TASK DIRECTIONS: In your reply, restate all of the records below word for word.

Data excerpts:

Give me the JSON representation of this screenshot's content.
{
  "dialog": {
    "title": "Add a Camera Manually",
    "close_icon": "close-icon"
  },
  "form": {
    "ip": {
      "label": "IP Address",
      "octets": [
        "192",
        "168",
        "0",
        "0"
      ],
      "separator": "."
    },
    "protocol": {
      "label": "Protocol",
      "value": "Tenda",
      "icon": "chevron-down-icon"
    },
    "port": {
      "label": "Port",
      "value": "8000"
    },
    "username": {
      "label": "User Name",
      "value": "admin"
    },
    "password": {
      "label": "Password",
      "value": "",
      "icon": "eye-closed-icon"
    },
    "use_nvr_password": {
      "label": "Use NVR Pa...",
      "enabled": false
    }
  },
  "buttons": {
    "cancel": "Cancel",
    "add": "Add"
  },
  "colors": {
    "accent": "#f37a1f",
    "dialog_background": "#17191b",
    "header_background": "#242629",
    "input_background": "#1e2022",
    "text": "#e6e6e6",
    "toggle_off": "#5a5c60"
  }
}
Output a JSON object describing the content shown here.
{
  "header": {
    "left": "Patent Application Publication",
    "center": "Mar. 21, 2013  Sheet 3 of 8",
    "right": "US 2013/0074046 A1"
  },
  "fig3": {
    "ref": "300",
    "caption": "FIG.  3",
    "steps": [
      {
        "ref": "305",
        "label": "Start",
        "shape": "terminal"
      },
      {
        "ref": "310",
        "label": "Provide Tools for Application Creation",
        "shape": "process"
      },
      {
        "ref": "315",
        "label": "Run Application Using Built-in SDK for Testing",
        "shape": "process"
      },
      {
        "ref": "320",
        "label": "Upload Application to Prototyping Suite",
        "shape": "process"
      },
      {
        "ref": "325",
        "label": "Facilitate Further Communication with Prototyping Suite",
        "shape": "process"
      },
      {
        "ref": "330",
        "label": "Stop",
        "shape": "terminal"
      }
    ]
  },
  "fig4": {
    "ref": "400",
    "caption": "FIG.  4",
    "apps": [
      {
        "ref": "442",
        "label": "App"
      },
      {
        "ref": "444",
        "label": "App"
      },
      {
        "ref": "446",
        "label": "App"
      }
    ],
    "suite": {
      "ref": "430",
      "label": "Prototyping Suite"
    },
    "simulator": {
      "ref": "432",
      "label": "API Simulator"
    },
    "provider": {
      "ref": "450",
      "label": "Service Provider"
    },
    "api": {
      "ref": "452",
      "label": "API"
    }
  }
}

EXERCISE SOLUTION:
Give me the JSON representation of this screenshot's content.
{
  "dialog": {
    "title": "Add a Camera Manually",
    "close_icon": "close-icon"
  },
  "form": {
    "ip": {
      "label": "IP Address",
      "octets": [
        "192",
        "168",
        "0",
        "0"
      ],
      "separator": "."
    },
    "protocol": {
      "label": "Protocol",
      "value": "Tenda",
      "icon": "chevron-down-icon"
    },
    "port": {
      "label": "Port",
      "value": "8000"
    },
    "username": {
      "label": "User Name",
      "value": "admin"
    },
    "password": {
      "label": "Password",
      "value": "",
      "icon": "eye-closed-icon"
    },
    "use_nvr_password": {
      "label": "Use NVR Pa...",
      "enabled": false
    }
  },
  "buttons": {
    "cancel": "Cancel",
    "add": "Add"
  },
  "colors": {
    "accent": "#f37a1f",
    "dialog_background": "#17191b",
    "header_background": "#242629",
    "input_background": "#1e2022",
    "text": "#e6e6e6",
    "toggle_off": "#5a5c60"
  }
}
Output a JSON object describing the content shown here.
{
  "header": {
    "left": "Patent Application Publication",
    "center": "Mar. 21, 2013  Sheet 3 of 8",
    "right": "US 2013/0074046 A1"
  },
  "fig3": {
    "ref": "300",
    "caption": "FIG.  3",
    "steps": [
      {
        "ref": "305",
        "label": "Start",
        "shape": "terminal"
      },
      {
        "ref": "310",
        "label": "Provide Tools for Application Creation",
        "shape": "process"
      },
      {
        "ref": "315",
        "label": "Run Application Using Built-in SDK for Testing",
        "shape": "process"
      },
      {
        "ref": "320",
        "label": "Upload Application to Prototyping Suite",
        "shape": "process"
      },
      {
        "ref": "325",
        "label": "Facilitate Further Communication with Prototyping Suite",
        "shape": "process"
      },
      {
        "ref": "330",
        "label": "Stop",
        "shape": "terminal"
      }
    ]
  },
  "fig4": {
    "ref": "400",
    "caption": "FIG.  4",
    "apps": [
      {
        "ref": "442",
        "label": "App"
      },
      {
        "ref": "444",
        "label": "App"
      },
      {
        "ref": "446",
        "label": "App"
      }
    ],
    "suite": {
      "ref": "430",
      "label": "Prototyping Suite"
    },
    "simulator": {
      "ref": "432",
      "label": "API Simulator"
    },
    "provider": {
      "ref": "450",
      "label": "Service Provider"
    },
    "api": {
      "ref": "452",
      "label": "API"
    }
  }
}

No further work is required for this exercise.